Baseball rules have not always been the same. Before 1920, players were allowed to apply any foreign substances on the ball to affect its flight. Tar, saliva, and vaseline were some of the most famous tricks. Marty O’Toole was good at the art, and made a habit of altering the ball. In 1912 during a game against the Phils, Fred Luderus decided to get even with Marty. Fred had a liniment tube in his pocket and made sure to rub the ball with liniment each time he touched it. Soon, O’Toole, who had been applying salvia, then unknowingly returning liniment to his mouth, was unable to bear the burning feeling on his tongue, and promptly left the game. In 1920, it was declared that foreign substances were no longer allowed on the ball.

Another “Plane Catcher”

Babe Ruth caught a baseball which had been dropped from a plane which was approximately two hundred and three hundred feet above ground on the 22nd July in 1926 during a promotion for the army. Captain Harold McClelland was the pilot of the day.

The Cleveland Duo

The ten thousand people who were gathered in Cleveland on the 20th of August 1938 were not disappointed. The crowd had gathered to see if Hank Helf and Frankie Pytlak would succeed in catching the balls which had been thrown from the terminal tower, which stands a whopping 708 feet tall. Though there were some high bounces and a few misses, the duo managed to complete a number of catches.

What could be more interesting than baseball’s All-American appeal? The best thing about it is that one can bring the entire family along to share the fun and joy, or can create memories at home by tuning in with the extensive channels available through DirecTV packages for Ohio and other states, and similar programs.

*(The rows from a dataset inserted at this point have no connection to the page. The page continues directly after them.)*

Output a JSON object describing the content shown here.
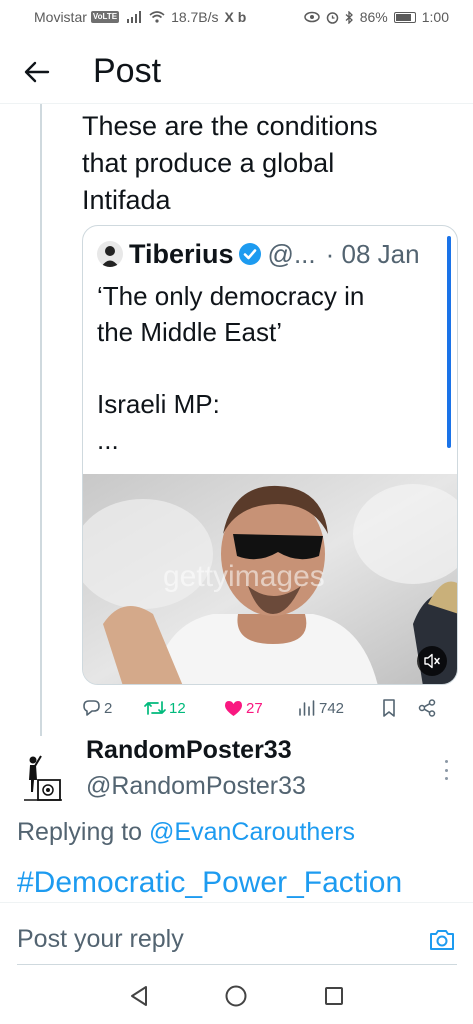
{
  "status_bar": {
    "carrier": "Movistar",
    "volte": "VoLTE",
    "speed": "18.7B/s",
    "app_letters": "X b",
    "battery": "86%",
    "time": "1:00"
  },
  "header": {
    "title": "Post"
  },
  "tweet": {
    "text_lines": [
      "These are the conditions",
      "that produce a global",
      "Intifada"
    ]
  },
  "quote": {
    "name": "Tiberius",
    "handle": "@...",
    "date": "· 08 Jan",
    "text_lines": [
      "‘The only democracy in",
      "the Middle East’",
      "",
      "Israeli MP:",
      "..."
    ],
    "watermark": "gettyimages"
  },
  "actions": {
    "replies": "2",
    "reposts": "12",
    "likes": "27",
    "views": "742"
  },
  "reply": {
    "name": "RandomPoster33",
    "handle": "@RandomPoster33",
    "replying_prefix": "Replying to",
    "replying_to": "@EvanCarouthers",
    "hashtag": "#Democratic_Power_Faction"
  },
  "composer": {
    "placeholder": "Post your reply"
  },
  "colors": {
    "accent": "#1d9bf0",
    "like": "#f91880",
    "repost": "#00ba7c",
    "text": "#0f1419",
    "muted": "#536471"
  }
}
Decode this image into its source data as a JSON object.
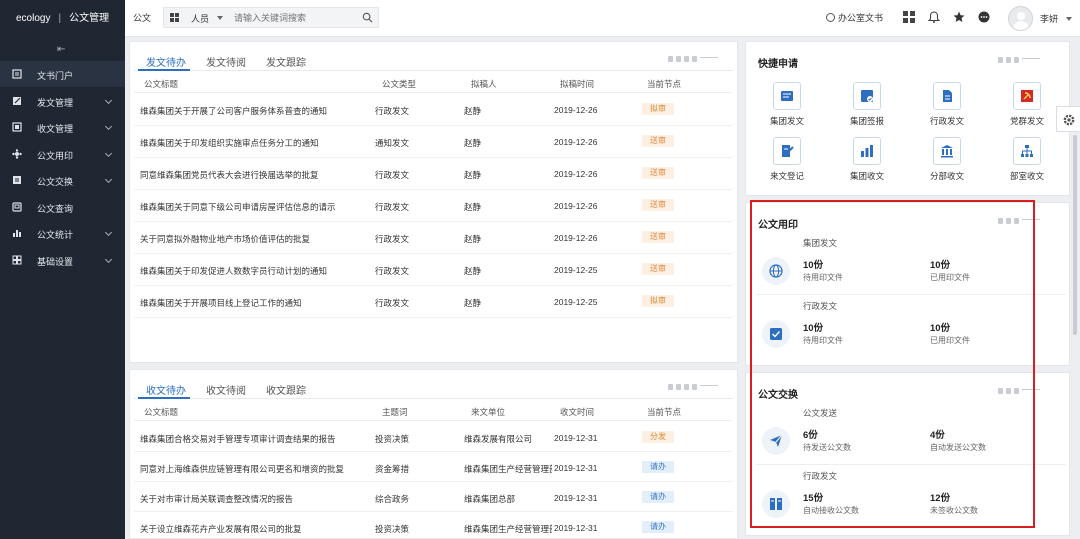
{
  "header": {
    "brand": "ecology",
    "product": "公文管理",
    "module": "公文",
    "search_type": "人员",
    "search_placeholder": "请输入关键词搜索",
    "office_doc": "办公室文书",
    "user_name": "李妍"
  },
  "sidebar": {
    "collapse_glyph": "⇤",
    "items": [
      {
        "label": "文书门户",
        "icon": "portal-icon",
        "active": true,
        "expandable": false
      },
      {
        "label": "发文管理",
        "icon": "send-doc-icon",
        "expandable": true
      },
      {
        "label": "收文管理",
        "icon": "receive-doc-icon",
        "expandable": true
      },
      {
        "label": "公文用印",
        "icon": "seal-icon",
        "expandable": true
      },
      {
        "label": "公文交换",
        "icon": "exchange-icon",
        "expandable": true
      },
      {
        "label": "公文查询",
        "icon": "query-icon",
        "expandable": false
      },
      {
        "label": "公文统计",
        "icon": "stats-icon",
        "expandable": true
      },
      {
        "label": "基础设置",
        "icon": "settings-icon",
        "expandable": true
      }
    ]
  },
  "send_panel": {
    "tabs": [
      "发文待办",
      "发文待阅",
      "发文跟踪"
    ],
    "columns": [
      "公文标题",
      "公文类型",
      "拟稿人",
      "拟稿时间",
      "当前节点"
    ],
    "rows": [
      {
        "title": "维森集团关于开展了公司客户服务体系普查的通知",
        "type": "行政发文",
        "drafter": "赵静",
        "date": "2019-12-26",
        "node": "拟审"
      },
      {
        "title": "维森集团关于印发组织实施审点任务分工的通知",
        "type": "通知发文",
        "drafter": "赵静",
        "date": "2019-12-26",
        "node": "送审"
      },
      {
        "title": "同意维森集团党员代表大会进行换届选举的批复",
        "type": "行政发文",
        "drafter": "赵静",
        "date": "2019-12-26",
        "node": "送审"
      },
      {
        "title": "维森集团关于同意下级公司申请房屋评估信息的请示",
        "type": "行政发文",
        "drafter": "赵静",
        "date": "2019-12-26",
        "node": "送审"
      },
      {
        "title": "关于同意拟外融物业地产市场价值评估的批复",
        "type": "行政发文",
        "drafter": "赵静",
        "date": "2019-12-26",
        "node": "送审"
      },
      {
        "title": "维森集团关于印发促进人数数字员行动计划的通知",
        "type": "行政发文",
        "drafter": "赵静",
        "date": "2019-12-25",
        "node": "送审"
      },
      {
        "title": "维森集团关于开展项目线上登记工作的通知",
        "type": "行政发文",
        "drafter": "赵静",
        "date": "2019-12-25",
        "node": "拟审"
      }
    ]
  },
  "receive_panel": {
    "tabs": [
      "收文待办",
      "收文待阅",
      "收文跟踪"
    ],
    "columns": [
      "公文标题",
      "主题词",
      "来文单位",
      "收文时间",
      "当前节点"
    ],
    "rows": [
      {
        "title": "维森集团合格交易对手管理专项审计调查结果的报告",
        "keyword": "投资决策",
        "source": "维森发展有限公司",
        "date": "2019-12-31",
        "node": "分发",
        "color": "orange"
      },
      {
        "title": "同意对上海维森供应链管理有限公司更名和增资的批复",
        "keyword": "资金筹措",
        "source": "维森集团生产经营管理部",
        "date": "2019-12-31",
        "node": "请办",
        "color": "blue"
      },
      {
        "title": "关于对市审计局关联调查整改情况的报告",
        "keyword": "综合政务",
        "source": "维森集团总部",
        "date": "2019-12-31",
        "node": "请办",
        "color": "blue"
      },
      {
        "title": "关于设立维森花卉产业发展有限公司的批复",
        "keyword": "投资决策",
        "source": "维森集团生产经营管理部",
        "date": "2019-12-31",
        "node": "请办",
        "color": "blue"
      }
    ]
  },
  "quick_apply": {
    "title": "快捷申请",
    "items": [
      {
        "label": "集团发文",
        "icon": "group-doc-icon"
      },
      {
        "label": "集团签报",
        "icon": "group-report-icon"
      },
      {
        "label": "行政发文",
        "icon": "admin-doc-icon"
      },
      {
        "label": "党群发文",
        "icon": "party-doc-icon"
      },
      {
        "label": "来文登记",
        "icon": "register-icon"
      },
      {
        "label": "集团收文",
        "icon": "group-receive-icon"
      },
      {
        "label": "分部收文",
        "icon": "branch-receive-icon"
      },
      {
        "label": "部室收文",
        "icon": "dept-receive-icon"
      }
    ]
  },
  "seal_panel": {
    "title": "公文用印",
    "cards": [
      {
        "subtitle": "集团发文",
        "icon": "globe-icon",
        "left_num": "10份",
        "left_label": "待用印文件",
        "right_num": "10份",
        "right_label": "已用印文件"
      },
      {
        "subtitle": "行政发文",
        "icon": "stamp-icon",
        "left_num": "10份",
        "left_label": "待用印文件",
        "right_num": "10份",
        "right_label": "已用印文件"
      }
    ]
  },
  "exchange_panel": {
    "title": "公文交换",
    "cards": [
      {
        "subtitle": "公文发送",
        "icon": "send-plane-icon",
        "left_num": "6份",
        "left_label": "待发送公文数",
        "right_num": "4份",
        "right_label": "自动发送公文数"
      },
      {
        "subtitle": "行政发文",
        "icon": "receive-box-icon",
        "left_num": "15份",
        "left_label": "自动接收公文数",
        "right_num": "12份",
        "right_label": "未签收公文数"
      }
    ]
  },
  "colors": {
    "sidebar_bg": "#1f2733",
    "accent": "#2d6ec0",
    "highlight_border": "#d81e1e",
    "badge_orange": "#e28a36",
    "badge_blue": "#3a78c8"
  }
}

No matter how you choose to enjoy the sport, don’t forget to enjoy the moments beyond the game as well!